Jim Hoare (b.1943), has a Ph.D. in Japanese history from the School of Oriental and African Studies, London, and joined the Research Analysts (INR equivalent) of the British Foreign and Commonwealth Office in 1969. He worked mainly on China and Korea, and was posted to the British Embassy Seoul (1981-95) and Beijing (1988-91). Following the establishment of diplomatic relations between the UK and the Democratic People’s Republic of Korea (North Korea) in December 2000, he became the first British representative in Pyongyang from May 2001-October 2002.

Since his retirement in January 2003, he has regularly written and broadcast about North Korea, and is currently teaching a course on the subject at SOAS. Among his books are "Japan’s Treaty Ports and Foreign Settlements" (1994) , "Embassies in the East" (1999), “Historical Dictionary of the Democratic People’s Republic of Korea” (2012) and “Historical Dictionary of the Republic of Korea” (2015), and several books on East Asia with his wife, Susan Pares.

Potboiler Press: British Media and North Korea

Potboiler Press: British Media and North Korea

British news coverage of North Korea suffers for two primary reasons: an insular attitude toward the outside world and the British public’s relative lack of interest in Korean affairs. The result is a trivia-dominated approach that emphasizes the weirdest stories over substantive issues. This state of affairs seems unlikely to change as [...]

Have “Engagers” Really Taken Over the World? Thoughts on “Subverted Engagement”

Have “Engagers” Really Taken Over the World? Thoughts on “Subverted Engagement”

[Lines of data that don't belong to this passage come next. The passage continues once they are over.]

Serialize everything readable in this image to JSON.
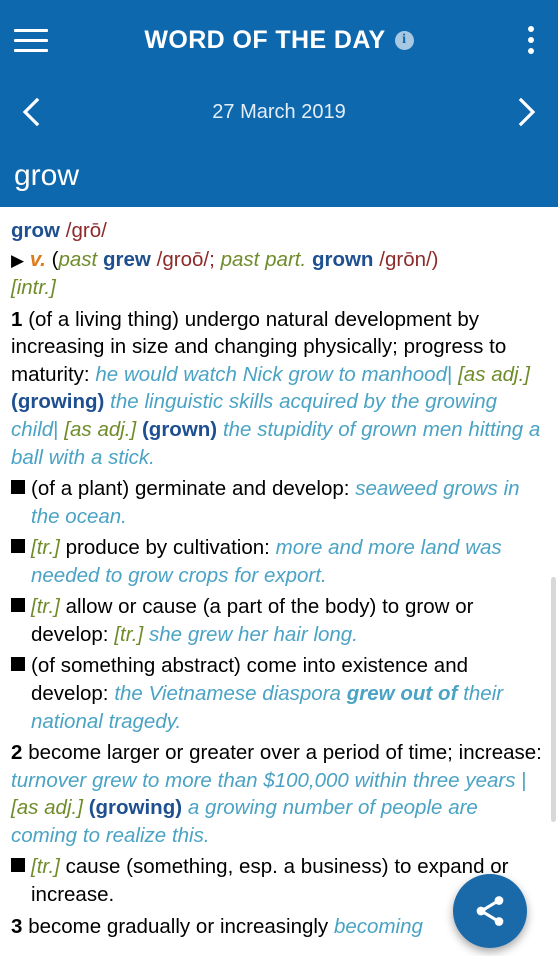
{
  "appbar": {
    "title": "WORD OF THE DAY",
    "menu_icon": "hamburger-menu-icon",
    "info_icon": "info-icon",
    "info_glyph": "i",
    "overflow_icon": "overflow-menu-icon",
    "background_color": "#0d68ae"
  },
  "date_nav": {
    "prev_icon": "chevron-left-icon",
    "next_icon": "chevron-right-icon",
    "date": "27 March 2019"
  },
  "headword_bar": {
    "word": "grow"
  },
  "entry": {
    "headword": "grow",
    "pronunciation": "/grō/",
    "triangle": "▶",
    "part_of_speech": "v.",
    "inflections_open": "(",
    "past_label": "past",
    "past_form": "grew",
    "past_pron": "/groō/;",
    "pastpart_label": "past part.",
    "pastpart_form": "grown",
    "pastpart_pron": "/grōn/)",
    "transitivity": "[intr.]",
    "senses": [
      {
        "number": "1",
        "definition": "(of a living thing) undergo natural development by increasing in size and changing physically; progress to maturity:",
        "example1": "he would watch Nick grow to manhood",
        "pipe1": "|",
        "label1": "[as adj.]",
        "infl1": "(growing)",
        "example2": "the linguistic skills acquired by the growing child",
        "pipe2": "|",
        "label2": "[as adj.]",
        "infl2": "(grown)",
        "example3": "the stupidity of grown men hitting a ball with a stick.",
        "subsenses": [
          {
            "bullet": "square-bullet",
            "label": "",
            "definition": "(of a plant) germinate and develop:",
            "example": "seaweed grows in the ocean."
          },
          {
            "bullet": "square-bullet",
            "label": "[tr.]",
            "definition": "produce by cultivation:",
            "example": "more and more land was needed to grow crops for export."
          },
          {
            "bullet": "square-bullet",
            "label": "[tr.]",
            "definition": "allow or cause (a part of the body) to grow or develop:",
            "label2": "[tr.]",
            "example": "she grew her hair long."
          },
          {
            "bullet": "square-bullet",
            "label": "",
            "definition": "(of something abstract) come into existence and develop:",
            "example_pre": "the Vietnamese diaspora ",
            "example_bold": "grew out of",
            "example_post": " their national tragedy."
          }
        ]
      },
      {
        "number": "2",
        "definition": "become larger or greater over a period of time; increase:",
        "example1": "turnover grew to more than $100,000 within three years",
        "pipe1": "|",
        "label1": "[as adj.]",
        "infl1": "(growing)",
        "example2": "a growing number of people are coming to realize this.",
        "subsenses": [
          {
            "bullet": "square-bullet",
            "label": "[tr.]",
            "definition": "cause (something, esp. a business) to expand or increase."
          }
        ]
      },
      {
        "number": "3",
        "definition": "become gradually or increasingly",
        "example": "becoming"
      }
    ]
  },
  "fab": {
    "icon": "share-icon",
    "color": "#1a6aaa"
  },
  "scrollbar": {
    "name": "vertical-scrollbar"
  }
}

I have only met Professor B.R. Myers once, when we both took part in a conference on North Korean arts in Vienna. Though young, or at least younger than me—not difficult these days—he came across as one with strong views, trenchantly expressed, characteristics also evident in his writing. Myers is a literature specialist and argues that [...]

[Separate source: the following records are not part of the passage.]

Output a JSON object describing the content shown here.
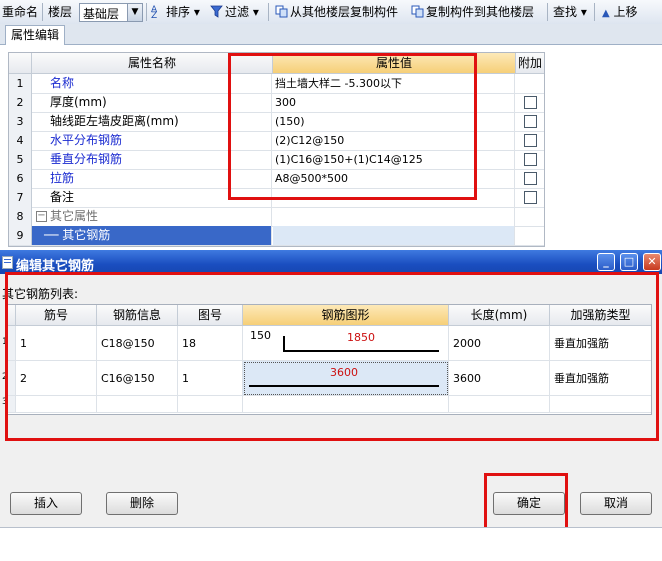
{
  "toolbar": {
    "rename": "重命名",
    "floor_label": "楼层",
    "floor_value": "基础层",
    "sort": "排序",
    "filter": "过滤",
    "copy_from": "从其他楼层复制构件",
    "copy_to": "复制构件到其他楼层",
    "find": "查找",
    "move_up": "上移"
  },
  "panel": {
    "tab": "属性编辑",
    "headers": {
      "name": "属性名称",
      "value": "属性值",
      "extra": "附加"
    },
    "rows": [
      {
        "num": "1",
        "name": "名称",
        "value": "挡土墙大样二  -5.300以下"
      },
      {
        "num": "2",
        "name": "厚度(mm)",
        "value": "300"
      },
      {
        "num": "3",
        "name": "轴线距左墙皮距离(mm)",
        "value": "(150)"
      },
      {
        "num": "4",
        "name": "水平分布钢筋",
        "value": "(2)C12@150"
      },
      {
        "num": "5",
        "name": "垂直分布钢筋",
        "value": "(1)C16@150+(1)C14@125"
      },
      {
        "num": "6",
        "name": "拉筋",
        "value": "A8@500*500"
      },
      {
        "num": "7",
        "name": "备注",
        "value": ""
      },
      {
        "num": "8",
        "name": "其它属性",
        "value": ""
      },
      {
        "num": "9",
        "name": "其它钢筋",
        "value": ""
      }
    ]
  },
  "dialog": {
    "title": "编辑其它钢筋",
    "list_label": "其它钢筋列表:",
    "headers": {
      "no": "筋号",
      "info": "钢筋信息",
      "fig": "图号",
      "shape": "钢筋图形",
      "length": "长度(mm)",
      "type": "加强筋类型"
    },
    "rows": [
      {
        "row": "1",
        "no": "1",
        "info": "C18@150",
        "fig": "18",
        "shape_left": "150",
        "shape_main": "1850",
        "length": "2000",
        "type": "垂直加强筋"
      },
      {
        "row": "2",
        "no": "2",
        "info": "C16@150",
        "fig": "1",
        "shape_left": "",
        "shape_main": "3600",
        "length": "3600",
        "type": "垂直加强筋"
      },
      {
        "row": "3",
        "no": "",
        "info": "",
        "fig": "",
        "shape_left": "",
        "shape_main": "",
        "length": "",
        "type": ""
      }
    ],
    "buttons": {
      "insert": "插入",
      "delete": "删除",
      "ok": "确定",
      "cancel": "取消"
    },
    "controls": {
      "minimize": "_",
      "maximize": "□",
      "close": "✕"
    }
  },
  "colors": {
    "highlight": "#e01010",
    "title_bar": "#1a4ec0",
    "selected": "#3968c8",
    "shape_text": "#cc1010"
  }
}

Why the Sunshine Policy Made Sense

Why the Sunshine Policy Made Sense

At a recent private meeting in London, a former senior United Nations’ official, drawing on experience relating to a wide range of countries, said that transforming a “failing” or “fragile” state was not something that could be done overnight. Those involved needed to think in terms of ten to twenty years rather than weeks or months. [...]

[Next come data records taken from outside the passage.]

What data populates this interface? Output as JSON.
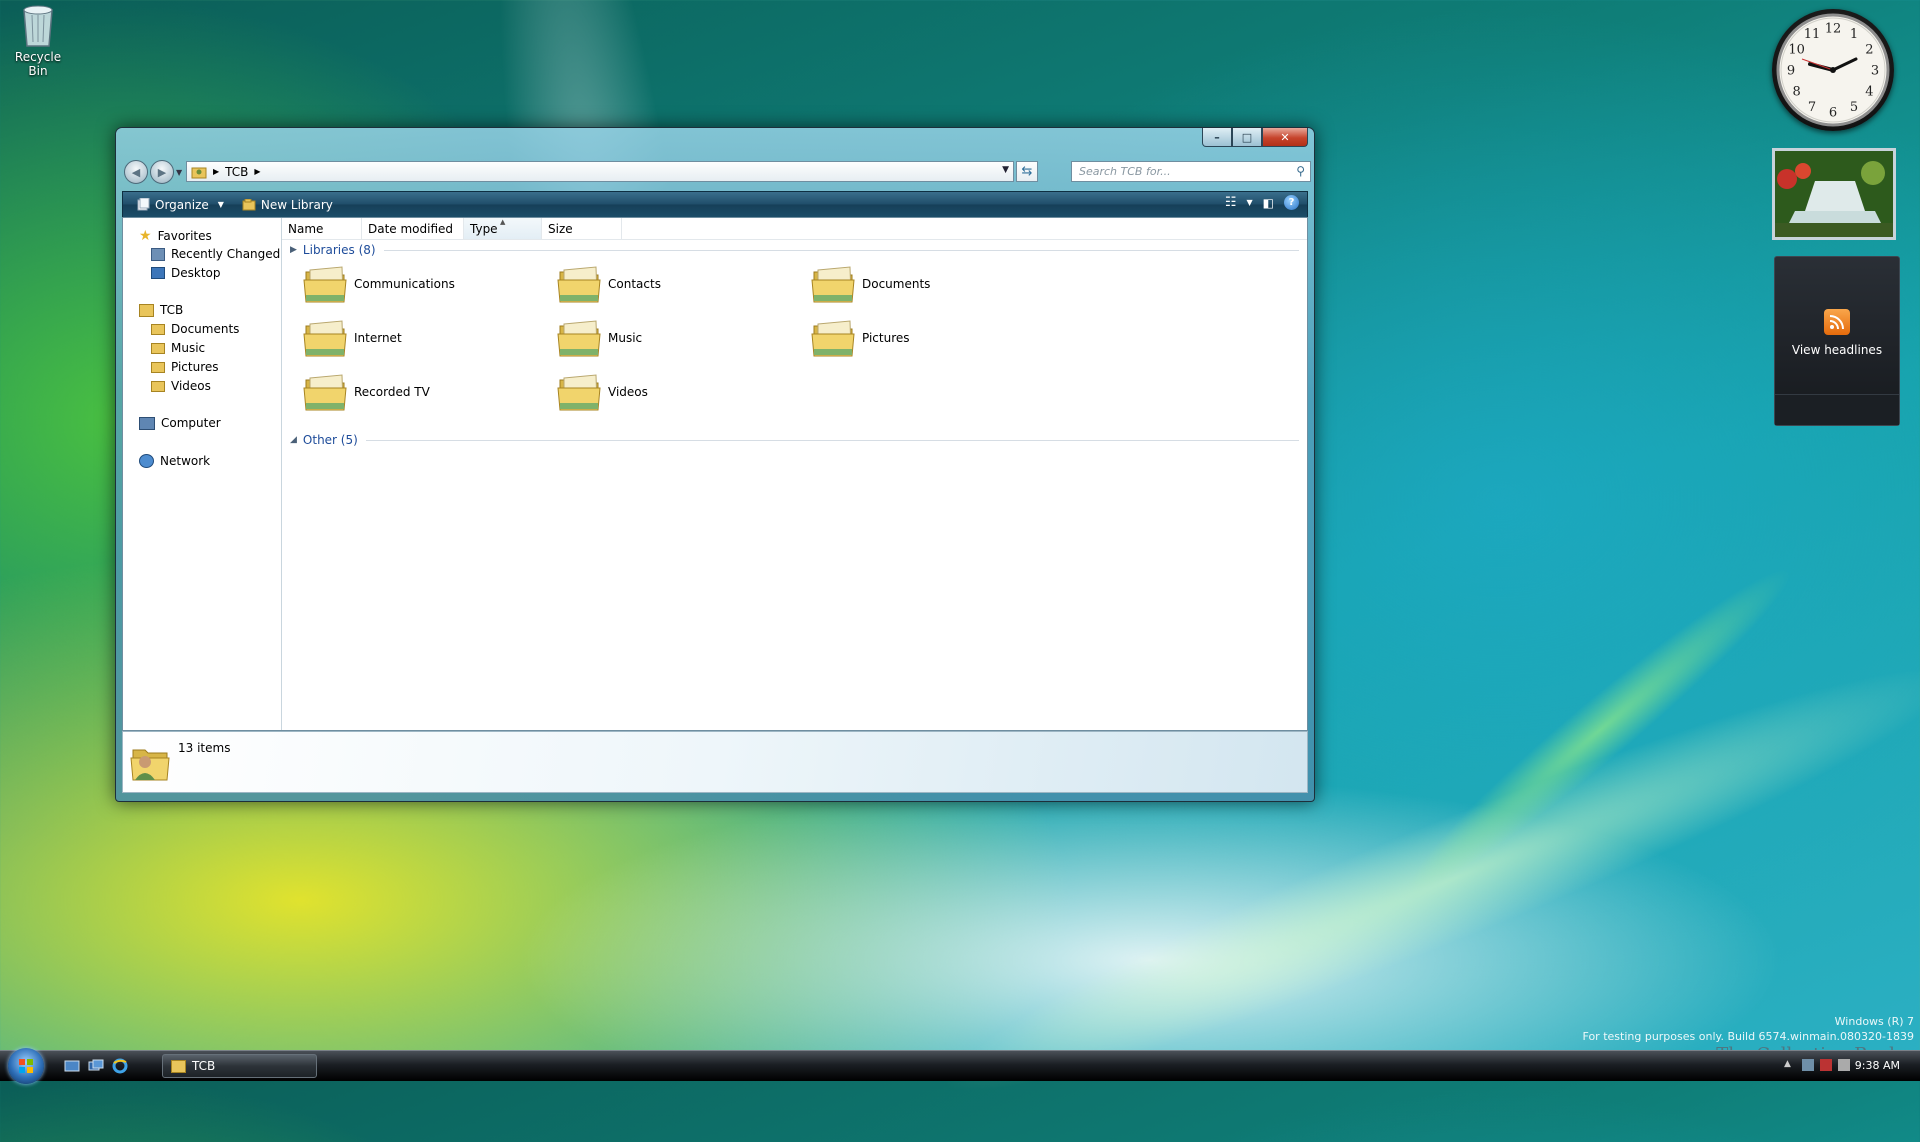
{
  "desktop": {
    "recycle_bin_label": "Recycle Bin"
  },
  "window": {
    "title": "TCB",
    "caption": {
      "minimize": "–",
      "maximize": "□",
      "close": "✕"
    },
    "address": {
      "crumb": "TCB"
    },
    "search": {
      "placeholder": "Search TCB for..."
    },
    "toolbar": {
      "organize": "Organize",
      "new_library": "New Library"
    },
    "nav_pane": {
      "favorites_header": "Favorites",
      "favorites": [
        "Recently Changed",
        "Desktop"
      ],
      "user_header": "TCB",
      "user_items": [
        "Documents",
        "Music",
        "Pictures",
        "Videos"
      ],
      "computer": "Computer",
      "network": "Network"
    },
    "columns": [
      "Name",
      "Date modified",
      "Type",
      "Size"
    ],
    "groups": [
      {
        "label": "Libraries (8)",
        "expanded": false
      },
      {
        "label": "Other (5)",
        "expanded": true
      }
    ],
    "libraries": [
      "Communications",
      "Contacts",
      "Documents",
      "Internet",
      "Music",
      "Pictures",
      "Recorded TV",
      "Videos"
    ],
    "status": {
      "item_count": "13 items"
    }
  },
  "gadgets": {
    "feed_label": "View headlines",
    "clock_numerals": [
      "12",
      "1",
      "2",
      "3",
      "4",
      "5",
      "6",
      "7",
      "8",
      "9",
      "10",
      "11"
    ]
  },
  "watermark": {
    "line1": "Windows (R) 7",
    "line2": "For testing purposes only. Build 6574.winmain.080320-1839",
    "brand": "The Collection Book"
  },
  "taskbar": {
    "task_label": "TCB",
    "time": "9:38 AM"
  },
  "colors": {
    "accent": "#1e4c9a",
    "commandbar": "#1f4d69",
    "close_button": "#c6442c"
  }
}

Credit for photo of young North Korean girl: T.M. All rights reserved, used with permission.